Visa’s new ad campaign is here, promising a faster, more hi-tech service than ever before.
Developed by Saatchi & Saatchi, Traktor and MEC, ‘Flow Faster’ presents one grandfather’s journey from a rural Mediterranean village to the city in order to welcome his grandchild into the world. Just launched in 19 European countries, with an expected audience of circa 300 million, the grandfather’s journey is so quick and hassle free that he starts to feel (and look) young again.
It couldn’t have been put clearer: “Feel Faster, Flow Faster with Visa”.

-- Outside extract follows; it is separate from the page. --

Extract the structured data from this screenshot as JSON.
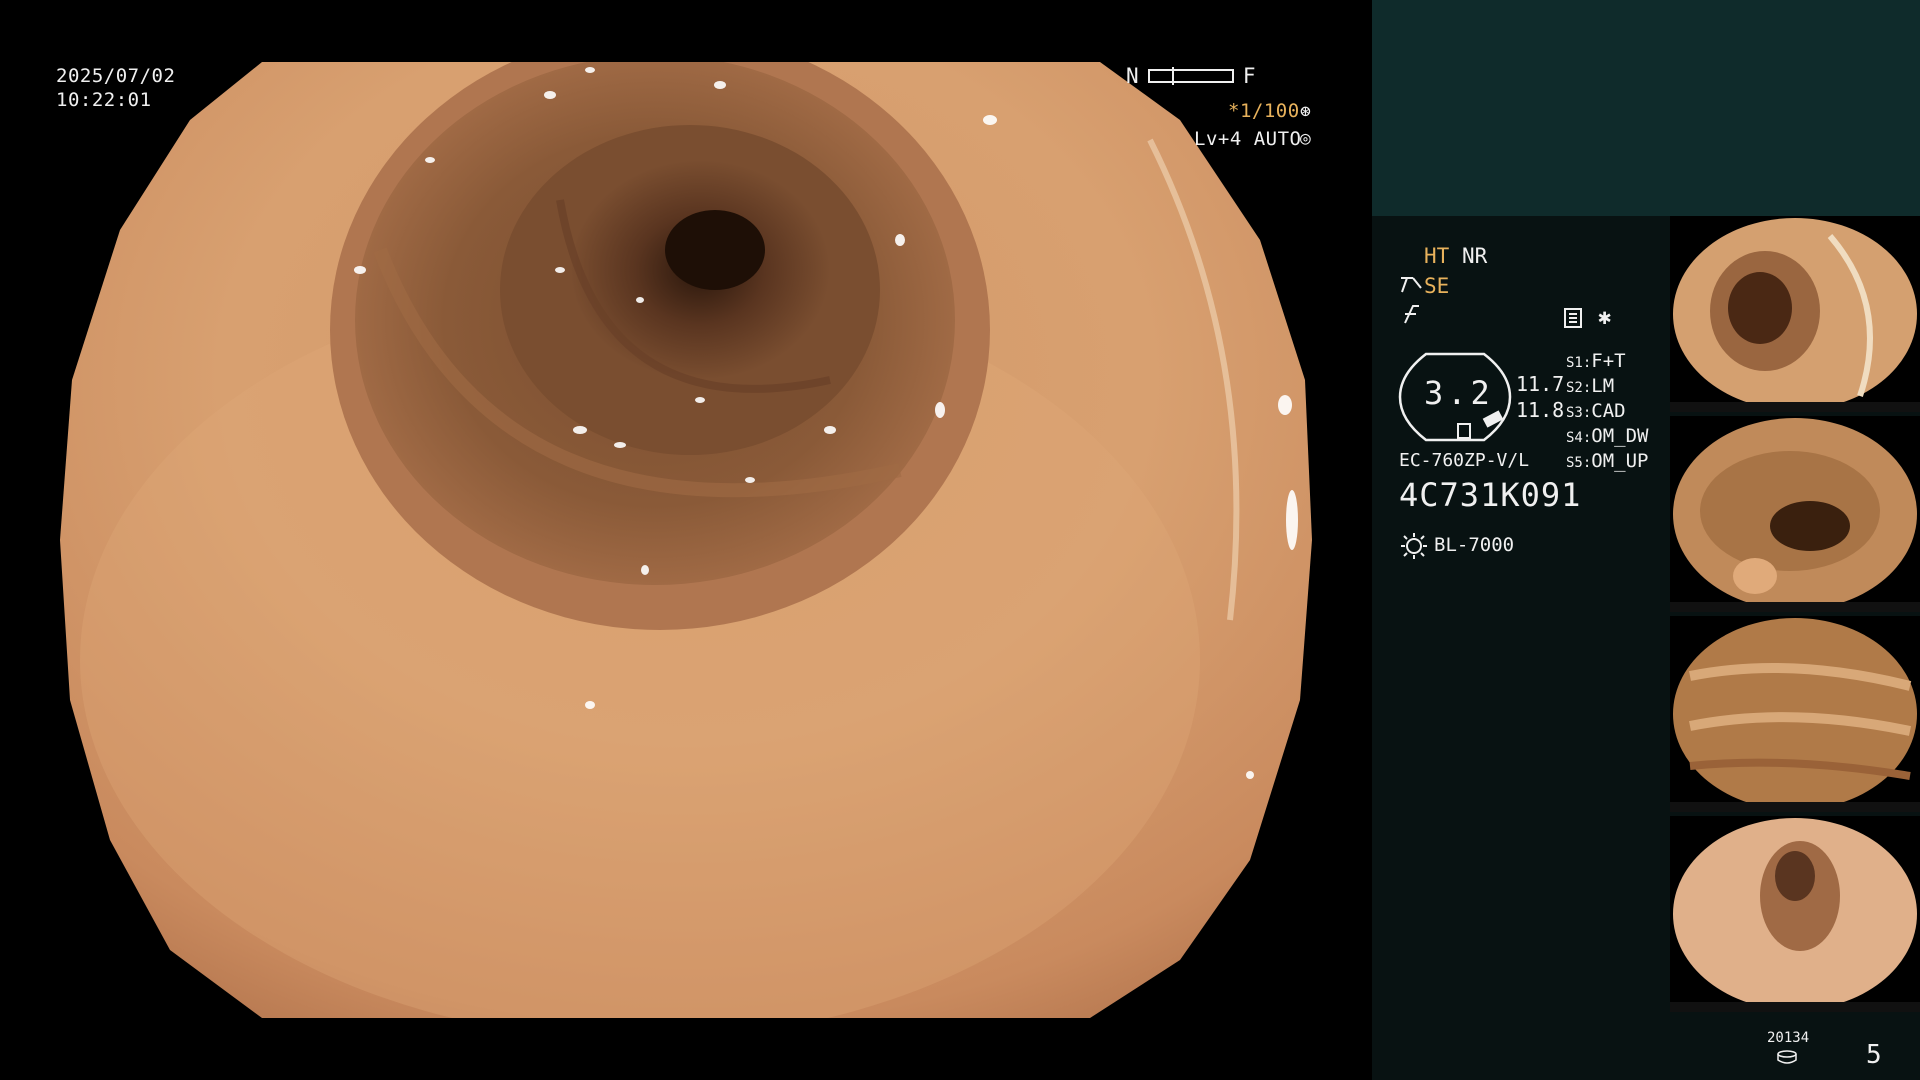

Despite recent reservations over the safety of contactless payments, Visa promises that shopping through the use of NFC (Near-Field Communication) technology is perfectly safe and definitely swift, when developed by the right companies. Indeed, signed up to Visa’s hi-tech scheme are RBS and NatWest, over 2 million of whose customers will receive Visa contactless cards this year (full operations will begin in December 2013). Mark Austin, Vice President – Contactless for Visa Europe, has stated the hope is for contactless payments to become ‘a high street reality’.
The Spanish grandfather isn’t the first to feature in the ‘Flow Faster’ campaign. Last year, Usain Bolt was the face of faster payments, Visa taking advantage of the Olympics and London, that global financial market, in order to introduce new technologies facilitating payments for those ‘on the go’. This year, the target audience is that bit more personal, recognising the need for faster payments even outside the city.

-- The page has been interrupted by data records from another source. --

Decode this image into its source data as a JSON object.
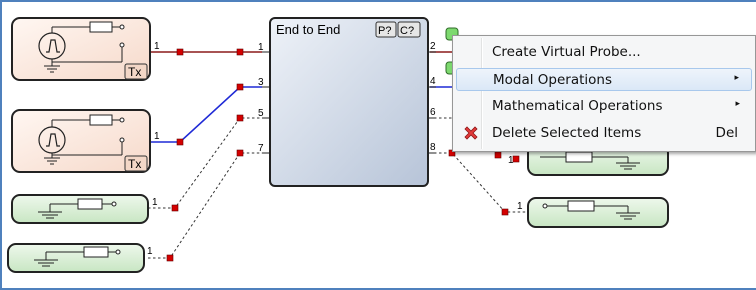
{
  "block": {
    "title": "End to End",
    "badges": [
      "P?",
      "C?"
    ],
    "ports": [
      "1",
      "2",
      "3",
      "4",
      "5",
      "6",
      "7",
      "8"
    ]
  },
  "sources": [
    {
      "tag": "Tx",
      "port": "1"
    },
    {
      "tag": "Tx",
      "port": "1"
    }
  ],
  "loads": [
    {
      "port": "1"
    },
    {
      "port": "1"
    },
    {
      "port": "1"
    },
    {
      "port": "1"
    }
  ],
  "context_menu": {
    "items": [
      {
        "label": "Create Virtual Probe...",
        "shortcut": "",
        "submenu": false,
        "icon": ""
      },
      {
        "label": "Modal Operations",
        "shortcut": "",
        "submenu": true,
        "icon": "",
        "highlighted": true
      },
      {
        "label": "Mathematical Operations",
        "shortcut": "",
        "submenu": true,
        "icon": ""
      },
      {
        "label": "Delete Selected Items",
        "shortcut": "Del",
        "submenu": false,
        "icon": "red-x-delete-icon"
      }
    ],
    "submenu_glyph": "▸"
  },
  "colors": {
    "source_fill": "#fbe6dc",
    "load_fill": "#d8efd5",
    "block_fill": "#c9d4e3",
    "wire_red": "#8b1a1a",
    "wire_blue": "#1f2ad6",
    "pin_red": "#d40000",
    "probe_green": "#7dd96f",
    "menu_highlight": "#dbe8f7",
    "frame_blue": "#4f81bd"
  }
}
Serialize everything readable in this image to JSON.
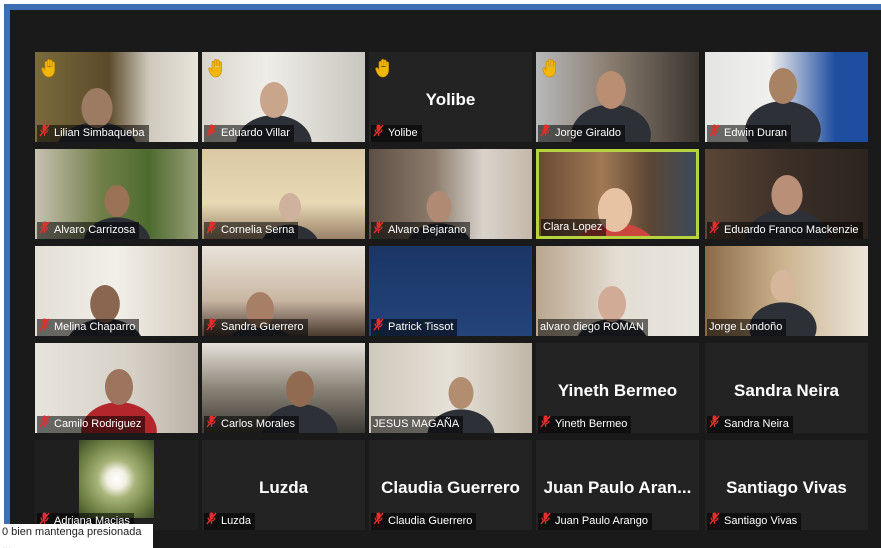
{
  "meeting": {
    "participants": [
      {
        "name": "Lilian Simbaqueba",
        "hand_raised": true,
        "mic": "muted-icon",
        "video": true
      },
      {
        "name": "Eduardo Villar",
        "hand_raised": true,
        "mic": "muted-icon",
        "video": true
      },
      {
        "name": "Yolibe",
        "hand_raised": true,
        "mic": "muted-icon",
        "video": false,
        "display_text": "Yolibe"
      },
      {
        "name": "Jorge Giraldo",
        "hand_raised": true,
        "mic": "muted-icon",
        "video": true
      },
      {
        "name": "Edwin Duran",
        "hand_raised": false,
        "mic": "muted-icon",
        "video": true
      },
      {
        "name": "Alvaro Carrizosa",
        "hand_raised": false,
        "mic": "muted-icon",
        "video": true
      },
      {
        "name": "Cornelia Serna",
        "hand_raised": false,
        "mic": "muted-icon",
        "video": true
      },
      {
        "name": "Alvaro Bejarano",
        "hand_raised": false,
        "mic": "muted-icon",
        "video": true
      },
      {
        "name": "Clara Lopez",
        "hand_raised": false,
        "mic": "none",
        "video": true,
        "active_speaker": true
      },
      {
        "name": "Eduardo Franco Mackenzie",
        "hand_raised": false,
        "mic": "muted-icon",
        "video": true
      },
      {
        "name": "Melina Chaparro",
        "hand_raised": false,
        "mic": "muted-icon",
        "video": true
      },
      {
        "name": "Sandra Guerrero",
        "hand_raised": false,
        "mic": "muted-icon",
        "video": true
      },
      {
        "name": "Patrick Tissot",
        "hand_raised": false,
        "mic": "muted-icon",
        "video": true
      },
      {
        "name": "alvaro diego ROMAN",
        "hand_raised": false,
        "mic": "none",
        "video": true
      },
      {
        "name": "Jorge Londoño",
        "hand_raised": false,
        "mic": "none",
        "video": true
      },
      {
        "name": "Camilo Rodriguez",
        "hand_raised": false,
        "mic": "muted-icon",
        "video": true
      },
      {
        "name": "Carlos Morales",
        "hand_raised": false,
        "mic": "muted-icon",
        "video": true
      },
      {
        "name": "JESUS MAGAÑA",
        "hand_raised": false,
        "mic": "none",
        "video": true
      },
      {
        "name": "Yineth Bermeo",
        "hand_raised": false,
        "mic": "muted-icon",
        "video": false,
        "display_text": "Yineth Bermeo"
      },
      {
        "name": "Sandra Neira",
        "hand_raised": false,
        "mic": "muted-icon",
        "video": false,
        "display_text": "Sandra Neira"
      },
      {
        "name": "Adriana Macias",
        "hand_raised": false,
        "mic": "muted-icon",
        "video": true
      },
      {
        "name": "Luzda",
        "hand_raised": false,
        "mic": "muted-icon",
        "video": false,
        "display_text": "Luzda"
      },
      {
        "name": "Claudia Guerrero",
        "hand_raised": false,
        "mic": "muted-icon",
        "video": false,
        "display_text": "Claudia Guerrero"
      },
      {
        "name": "Juan Paulo Arango",
        "hand_raised": false,
        "mic": "muted-icon",
        "video": false,
        "display_text": "Juan Paulo Aran..."
      },
      {
        "name": "Santiago Vivas",
        "hand_raised": false,
        "mic": "muted-icon",
        "video": false,
        "display_text": "Santiago Vivas"
      }
    ],
    "tooltip": {
      "line1": "0 bien mantenga presionada",
      "line2": "..."
    },
    "colors": {
      "frame": "#3d6fb5",
      "stage": "#1a1a1a",
      "active_border": "#b7d33d",
      "mic_muted": "#e0302c",
      "hand": "#f2b705"
    }
  }
}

At a time when many families are connected sometimes only by mobile communications, and when more are electing to live outside urban areas, Visa has recognised that that technological link might very well need to extend to those families’ finances. This year’s ad shows the whole gambit of Visa’s services available to help: online, contactless, and mobile contactless. After all, for the grandfather making his way determinedly from his rural idyll to the city hospital (Queen’s “Don’t Stop Me Now” playing in the background), the ability to order flowers, buy a hand-held fan, balloons, teddy bear, and even trainers was crucial. With only a tell-tale ‘beep’, he was on his way again, walking stick discarded.
For those worried Visa’s new technology might literally pass them by, in all senses, the old chip-and-pin method has not been thrown out entirely. Indeed, there can be no better than a grandfather figure in reassuring Visa’s less technologically-savant customers. Yet, innovation is key for any business. As Colin Clarke, senior vice president of brand management at Visa Europe, notes, “the groundwork for consumer understanding of those products” is crucial. What better illustration than a visual one?
With many of us running around, juggling work and family, simplicity of transactions is a boon. Steve Rubenstein, Director of Everyday Banking at NatWest and RBS, has said that NFC offers ‘convenience’, makes the average person’s ‘day-to-day shopping experience much easier’. The company’s slogan may be “Life Flows Better with Visa”, but it seems what Visa actually does is keep pace with our life.